Back to the report: it concludes that the deeper the existing (direct and indirect) economic relationship between an EU Member State and the US, the higher the expected income level benefits from TTIP.  In addition, there is an opportunity with TTIP to promote a ‘race to the top’ on labour, environmental, and health and safety standards on both sides of the Atlantic. When I got my hands on the report, I first looked of course at the chapter on TTIP & Austria, my home country. And what a great example it is:  Austria already has a strong economic relationship with the US, yet still TTIP could increase exports to the US by 64%. By reducing tariff and non-tariff measures, without lowering standards, TTIP could generate significant increases in production of car parts and components by firms in Austria (+19.9%) with exports in this sector expected to increase by €2.5 bn. Here’s a great concrete example that’s included too: For Austrians the price of an average car could go down by 1.6 percent because of TTIP.

Similar gains in exports to the US are expected all over the EU - leading here is Slovakia with a predicted 116% gain, +48% for Sweden, +38% for Germany, +36% for Hungary, +35 % for Bulgaria, +26% for Poland, and +23% for France.

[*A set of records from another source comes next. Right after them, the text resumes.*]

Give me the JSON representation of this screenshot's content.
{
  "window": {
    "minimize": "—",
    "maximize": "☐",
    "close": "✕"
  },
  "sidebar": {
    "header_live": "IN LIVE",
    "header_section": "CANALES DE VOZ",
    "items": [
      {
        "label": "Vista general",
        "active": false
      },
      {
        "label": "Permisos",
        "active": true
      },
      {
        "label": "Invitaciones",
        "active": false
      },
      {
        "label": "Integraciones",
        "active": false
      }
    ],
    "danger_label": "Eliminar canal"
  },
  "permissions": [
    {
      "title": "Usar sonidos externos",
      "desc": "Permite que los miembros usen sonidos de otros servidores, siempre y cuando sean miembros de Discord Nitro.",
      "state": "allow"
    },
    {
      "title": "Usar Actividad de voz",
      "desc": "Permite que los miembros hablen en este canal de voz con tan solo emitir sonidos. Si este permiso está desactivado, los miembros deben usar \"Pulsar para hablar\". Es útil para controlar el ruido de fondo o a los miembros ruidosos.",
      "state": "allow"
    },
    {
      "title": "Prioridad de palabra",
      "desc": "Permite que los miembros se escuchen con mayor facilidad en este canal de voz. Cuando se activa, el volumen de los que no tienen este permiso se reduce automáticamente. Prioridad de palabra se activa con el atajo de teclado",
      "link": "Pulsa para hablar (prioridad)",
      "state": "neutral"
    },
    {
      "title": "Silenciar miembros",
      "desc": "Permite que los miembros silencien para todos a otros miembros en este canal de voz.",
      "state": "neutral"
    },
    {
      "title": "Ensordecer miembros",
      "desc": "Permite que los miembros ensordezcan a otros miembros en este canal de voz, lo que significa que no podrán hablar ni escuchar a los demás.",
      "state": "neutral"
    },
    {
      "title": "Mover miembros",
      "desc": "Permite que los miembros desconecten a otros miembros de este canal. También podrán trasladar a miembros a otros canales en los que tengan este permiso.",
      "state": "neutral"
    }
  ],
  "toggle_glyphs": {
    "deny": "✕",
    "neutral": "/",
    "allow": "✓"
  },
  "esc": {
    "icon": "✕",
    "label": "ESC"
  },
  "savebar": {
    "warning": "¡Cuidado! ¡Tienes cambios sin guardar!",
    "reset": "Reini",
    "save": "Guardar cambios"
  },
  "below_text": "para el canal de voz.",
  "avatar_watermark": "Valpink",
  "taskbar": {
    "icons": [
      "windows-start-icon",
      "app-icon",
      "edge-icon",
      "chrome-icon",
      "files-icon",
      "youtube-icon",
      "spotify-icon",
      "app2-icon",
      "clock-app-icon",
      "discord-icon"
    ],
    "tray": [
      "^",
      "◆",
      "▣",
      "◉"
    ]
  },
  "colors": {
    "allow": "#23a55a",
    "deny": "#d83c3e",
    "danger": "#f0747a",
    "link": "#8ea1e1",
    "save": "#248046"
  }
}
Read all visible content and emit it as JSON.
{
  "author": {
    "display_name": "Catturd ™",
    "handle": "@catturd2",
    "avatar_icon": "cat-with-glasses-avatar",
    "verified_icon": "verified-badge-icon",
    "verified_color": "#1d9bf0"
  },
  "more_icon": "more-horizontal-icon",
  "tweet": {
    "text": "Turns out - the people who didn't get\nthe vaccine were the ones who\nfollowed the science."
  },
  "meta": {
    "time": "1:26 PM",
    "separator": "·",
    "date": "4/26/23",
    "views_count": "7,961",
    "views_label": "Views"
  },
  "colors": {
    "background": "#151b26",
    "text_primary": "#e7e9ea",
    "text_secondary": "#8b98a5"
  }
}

Next I looked at Belgium: It also already has strong economic ties with the US with chemicals and pharmaceuticals, machinery, and ICT services as the main export sectors to the US. But with TTIP, Belgian exports to the US would be expected to increase by 27% and consumer prices will go down marginally by 0.1 percent.

All this shows that TTIP is set to create the largest economic partnership ever, with GDP increases for all but one EU Member State alongside export increases, wage increases, as well as consumer price decreases for the majority of EU Member States, alongside a small decline in income inequality. TTIP is also expected to have especially positive effects for SMEs if it focuses on addressing practical barriers to trade.

Want more facts? In the same week as the WTI study was issues, DG TRADE also released the most recent guide to EU Trade since 2004. Now if economic figures are your thing, you will like this. It provides an overview on the current state of and recent developments in the EU’s trade with the rest of the world. It also confirms the EU and US as the world’s biggest trading blocs; with the EU covering almost 19.5% and the US 17.5 % of global trade in goods and services shares. So that’s why we need TTIP in my view.